╭──
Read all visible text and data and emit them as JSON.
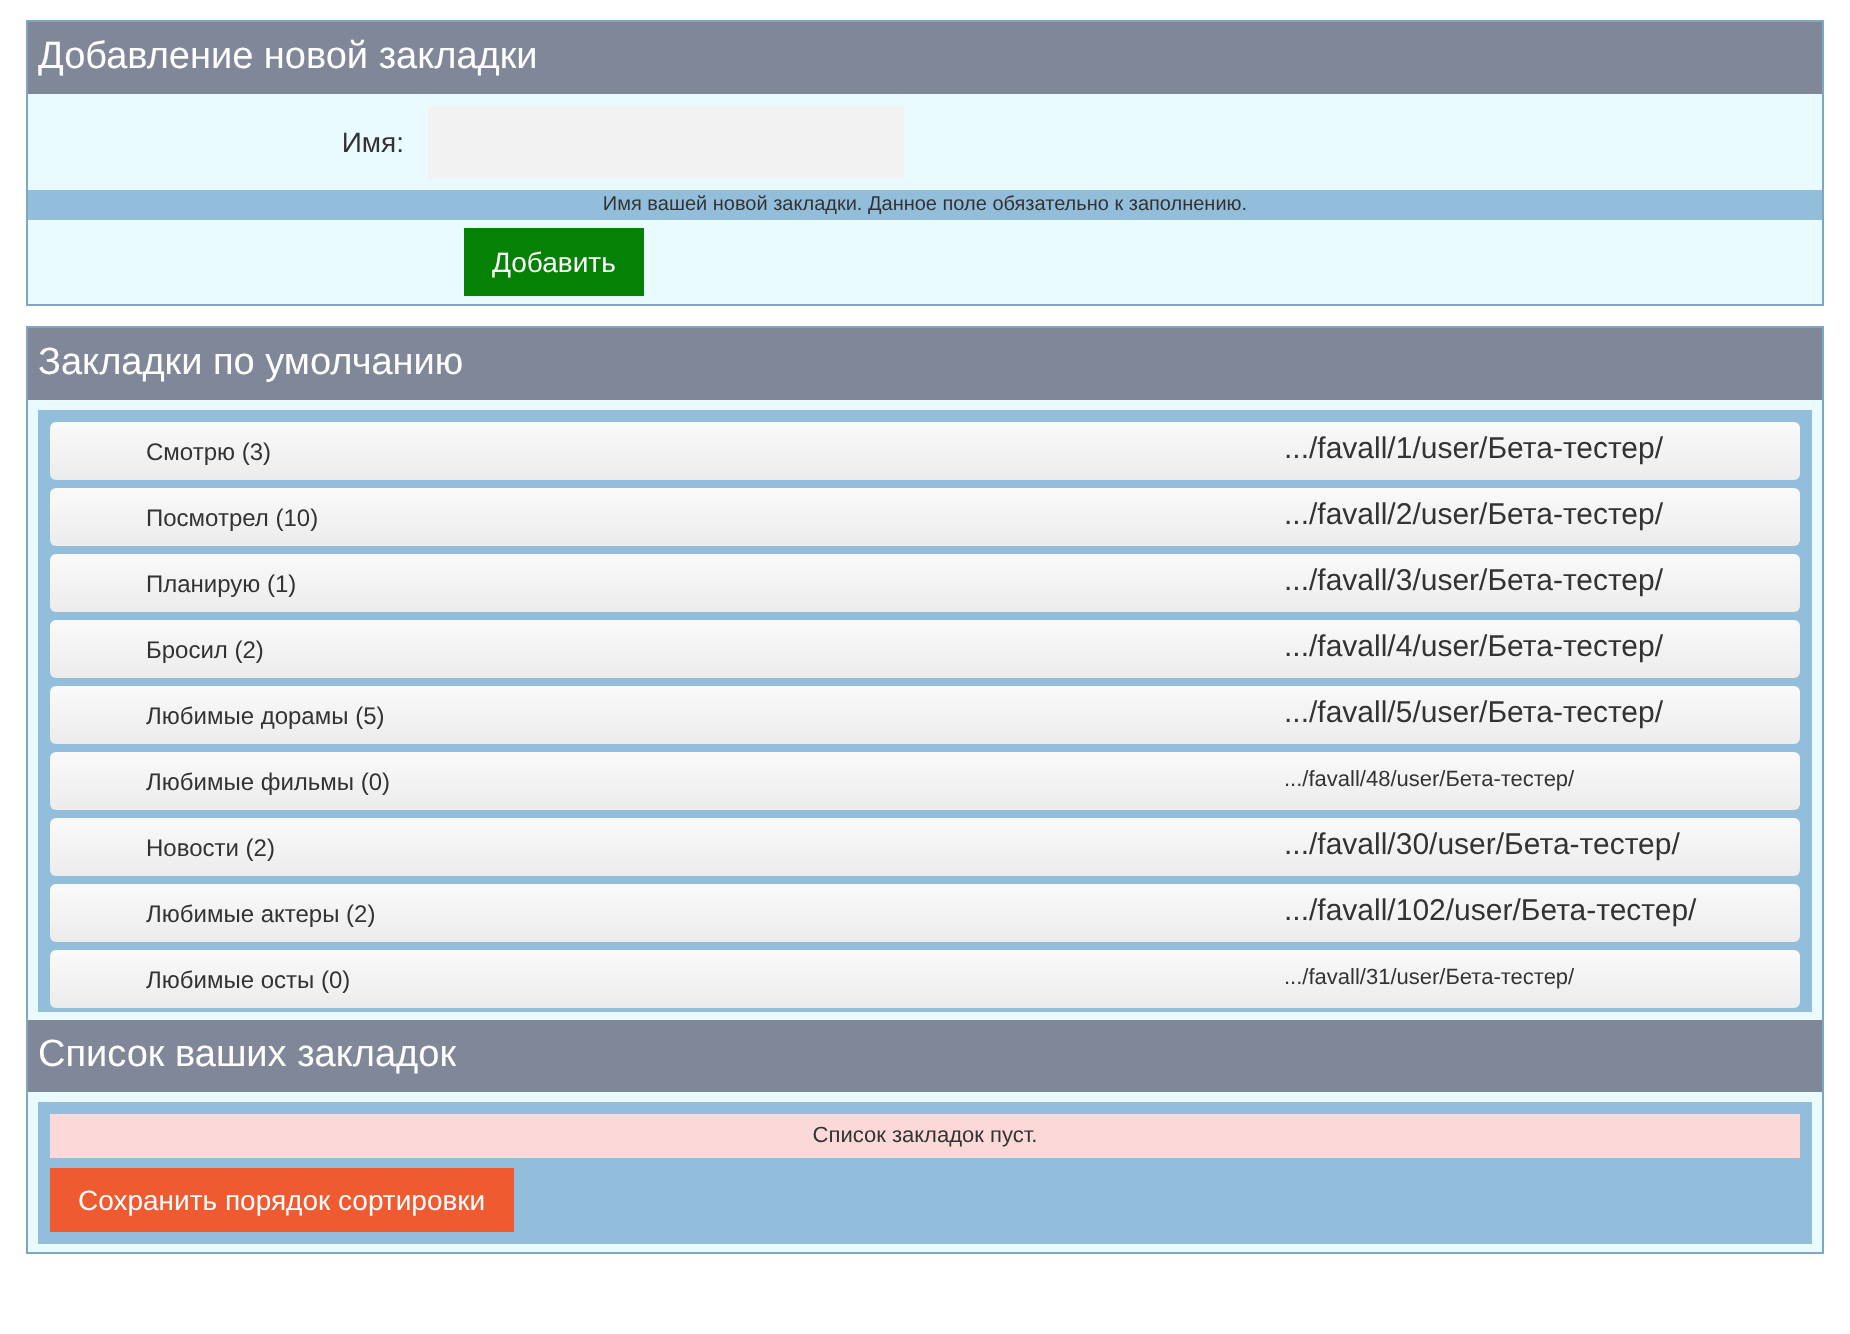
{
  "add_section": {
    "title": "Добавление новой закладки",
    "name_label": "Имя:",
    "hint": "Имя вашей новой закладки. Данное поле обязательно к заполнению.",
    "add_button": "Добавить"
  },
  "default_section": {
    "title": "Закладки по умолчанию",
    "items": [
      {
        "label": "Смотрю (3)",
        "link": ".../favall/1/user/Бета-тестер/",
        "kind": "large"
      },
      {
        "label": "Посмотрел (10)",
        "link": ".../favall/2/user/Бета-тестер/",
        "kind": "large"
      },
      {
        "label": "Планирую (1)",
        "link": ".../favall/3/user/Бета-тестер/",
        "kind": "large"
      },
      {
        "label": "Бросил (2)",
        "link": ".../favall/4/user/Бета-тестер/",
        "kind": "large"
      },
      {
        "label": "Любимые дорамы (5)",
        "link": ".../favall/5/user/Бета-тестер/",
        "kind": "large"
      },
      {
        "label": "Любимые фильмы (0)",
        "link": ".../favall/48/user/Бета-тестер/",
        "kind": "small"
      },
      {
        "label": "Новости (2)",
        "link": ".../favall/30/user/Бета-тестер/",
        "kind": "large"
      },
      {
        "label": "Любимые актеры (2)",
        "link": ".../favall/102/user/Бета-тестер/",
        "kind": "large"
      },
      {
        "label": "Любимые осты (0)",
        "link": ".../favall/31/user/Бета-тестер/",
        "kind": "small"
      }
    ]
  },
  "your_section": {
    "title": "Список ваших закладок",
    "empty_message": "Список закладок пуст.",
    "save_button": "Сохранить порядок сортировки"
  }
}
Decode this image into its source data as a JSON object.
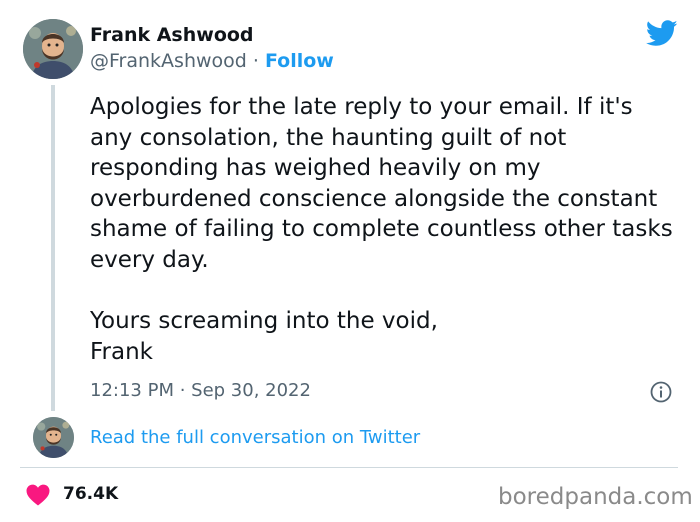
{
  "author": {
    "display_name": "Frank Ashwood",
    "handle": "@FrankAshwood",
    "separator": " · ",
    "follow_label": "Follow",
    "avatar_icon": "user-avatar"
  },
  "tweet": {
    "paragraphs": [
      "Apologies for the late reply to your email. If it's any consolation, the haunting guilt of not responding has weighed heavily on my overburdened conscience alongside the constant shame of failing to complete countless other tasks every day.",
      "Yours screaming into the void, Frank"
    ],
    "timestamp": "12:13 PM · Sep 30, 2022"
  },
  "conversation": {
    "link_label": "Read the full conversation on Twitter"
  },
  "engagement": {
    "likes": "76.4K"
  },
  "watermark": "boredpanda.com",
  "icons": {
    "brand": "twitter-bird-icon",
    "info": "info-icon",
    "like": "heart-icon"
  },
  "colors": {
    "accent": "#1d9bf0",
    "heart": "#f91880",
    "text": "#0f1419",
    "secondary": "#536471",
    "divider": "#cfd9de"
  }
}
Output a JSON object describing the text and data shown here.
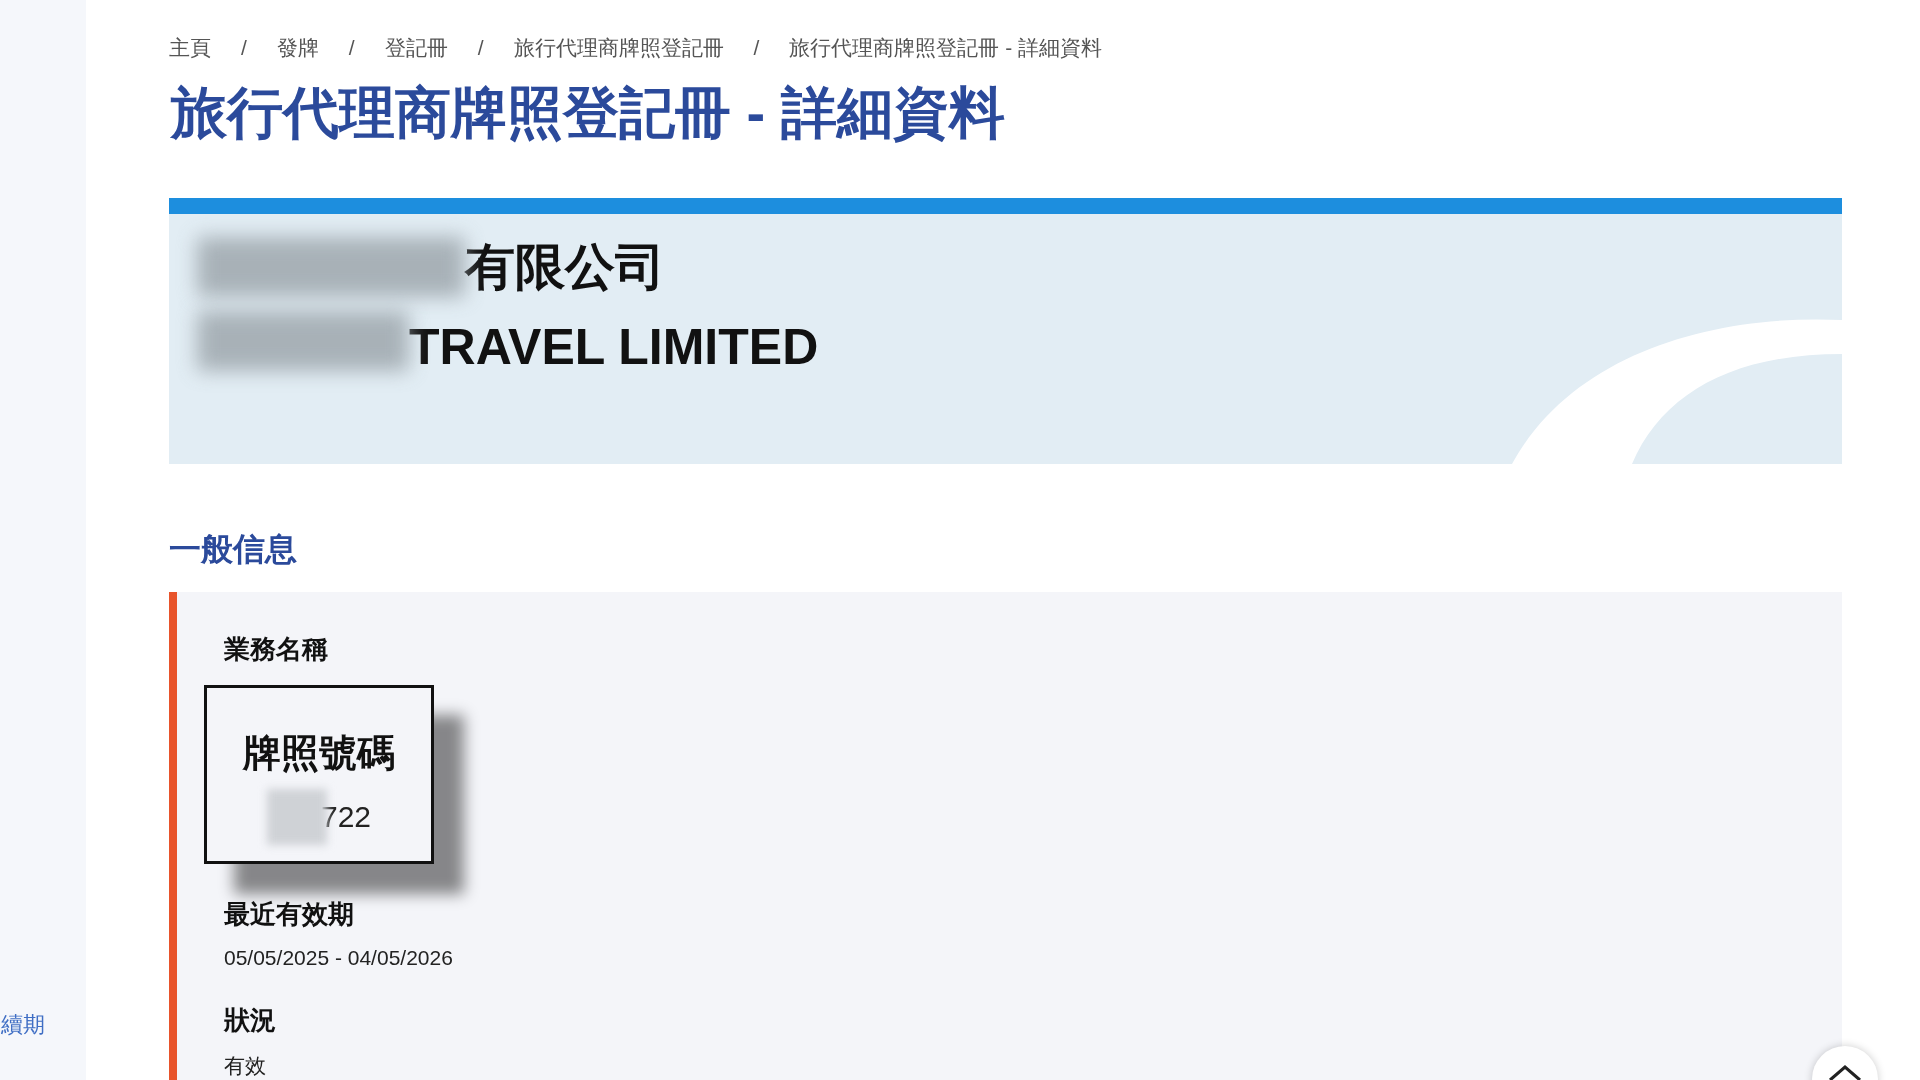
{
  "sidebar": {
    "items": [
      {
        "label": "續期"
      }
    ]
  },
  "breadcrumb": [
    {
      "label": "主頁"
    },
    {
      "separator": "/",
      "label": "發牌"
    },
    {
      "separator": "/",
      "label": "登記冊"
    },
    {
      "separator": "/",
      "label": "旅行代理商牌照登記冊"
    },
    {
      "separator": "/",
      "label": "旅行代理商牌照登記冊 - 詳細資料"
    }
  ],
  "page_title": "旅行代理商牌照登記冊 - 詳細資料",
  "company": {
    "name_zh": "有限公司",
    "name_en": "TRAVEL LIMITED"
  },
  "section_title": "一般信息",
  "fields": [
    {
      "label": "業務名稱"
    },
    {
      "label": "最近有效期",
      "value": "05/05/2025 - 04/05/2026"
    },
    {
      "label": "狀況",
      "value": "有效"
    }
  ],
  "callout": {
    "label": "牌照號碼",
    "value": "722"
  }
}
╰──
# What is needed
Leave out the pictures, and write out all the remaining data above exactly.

# Solution for this problem
Read all visible text and data and emit them as JSON.
{
  "add_section": {
    "title": "Добавление новой закладки",
    "name_label": "Имя:",
    "hint": "Имя вашей новой закладки. Данное поле обязательно к заполнению.",
    "add_button": "Добавить"
  },
  "default_section": {
    "title": "Закладки по умолчанию",
    "items": [
      {
        "label": "Смотрю (3)",
        "link": ".../favall/1/user/Бета-тестер/",
        "kind": "large"
      },
      {
        "label": "Посмотрел (10)",
        "link": ".../favall/2/user/Бета-тестер/",
        "kind": "large"
      },
      {
        "label": "Планирую (1)",
        "link": ".../favall/3/user/Бета-тестер/",
        "kind": "large"
      },
      {
        "label": "Бросил (2)",
        "link": ".../favall/4/user/Бета-тестер/",
        "kind": "large"
      },
      {
        "label": "Любимые дорамы (5)",
        "link": ".../favall/5/user/Бета-тестер/",
        "kind": "large"
      },
      {
        "label": "Любимые фильмы (0)",
        "link": ".../favall/48/user/Бета-тестер/",
        "kind": "small"
      },
      {
        "label": "Новости (2)",
        "link": ".../favall/30/user/Бета-тестер/",
        "kind": "large"
      },
      {
        "label": "Любимые актеры (2)",
        "link": ".../favall/102/user/Бета-тестер/",
        "kind": "large"
      },
      {
        "label": "Любимые осты (0)",
        "link": ".../favall/31/user/Бета-тестер/",
        "kind": "small"
      }
    ]
  },
  "your_section": {
    "title": "Список ваших закладок",
    "empty_message": "Список закладок пуст.",
    "save_button": "Сохранить порядок сортировки"
  }
}
Decode this image into its source data as a JSON object.
{
  "author": {
    "display_name": "Frank Ashwood",
    "handle": "@FrankAshwood",
    "separator": " · ",
    "follow_label": "Follow",
    "avatar_icon": "user-avatar"
  },
  "tweet": {
    "paragraphs": [
      "Apologies for the late reply to your email. If it's any consolation, the haunting guilt of not responding has weighed heavily on my overburdened conscience alongside the constant shame of failing to complete countless other tasks every day.",
      "Yours screaming into the void, Frank"
    ],
    "timestamp": "12:13 PM · Sep 30, 2022"
  },
  "conversation": {
    "link_label": "Read the full conversation on Twitter"
  },
  "engagement": {
    "likes": "76.4K"
  },
  "watermark": "boredpanda.com",
  "icons": {
    "brand": "twitter-bird-icon",
    "info": "info-icon",
    "like": "heart-icon"
  },
  "colors": {
    "accent": "#1d9bf0",
    "heart": "#f91880",
    "text": "#0f1419",
    "secondary": "#536471",
    "divider": "#cfd9de"
  }
}
Output a JSON object describing the text and data shown here.
{
  "sidebar": {
    "items": [
      {
        "label": "續期"
      }
    ]
  },
  "breadcrumb": [
    {
      "label": "主頁"
    },
    {
      "separator": "/",
      "label": "發牌"
    },
    {
      "separator": "/",
      "label": "登記冊"
    },
    {
      "separator": "/",
      "label": "旅行代理商牌照登記冊"
    },
    {
      "separator": "/",
      "label": "旅行代理商牌照登記冊 - 詳細資料"
    }
  ],
  "page_title": "旅行代理商牌照登記冊 - 詳細資料",
  "company": {
    "name_zh": "有限公司",
    "name_en": "TRAVEL LIMITED"
  },
  "section_title": "一般信息",
  "fields": [
    {
      "label": "業務名稱"
    },
    {
      "label": "最近有效期",
      "value": "05/05/2025 - 04/05/2026"
    },
    {
      "label": "狀況",
      "value": "有效"
    }
  ],
  "callout": {
    "label": "牌照號碼",
    "value": "722"
  }
}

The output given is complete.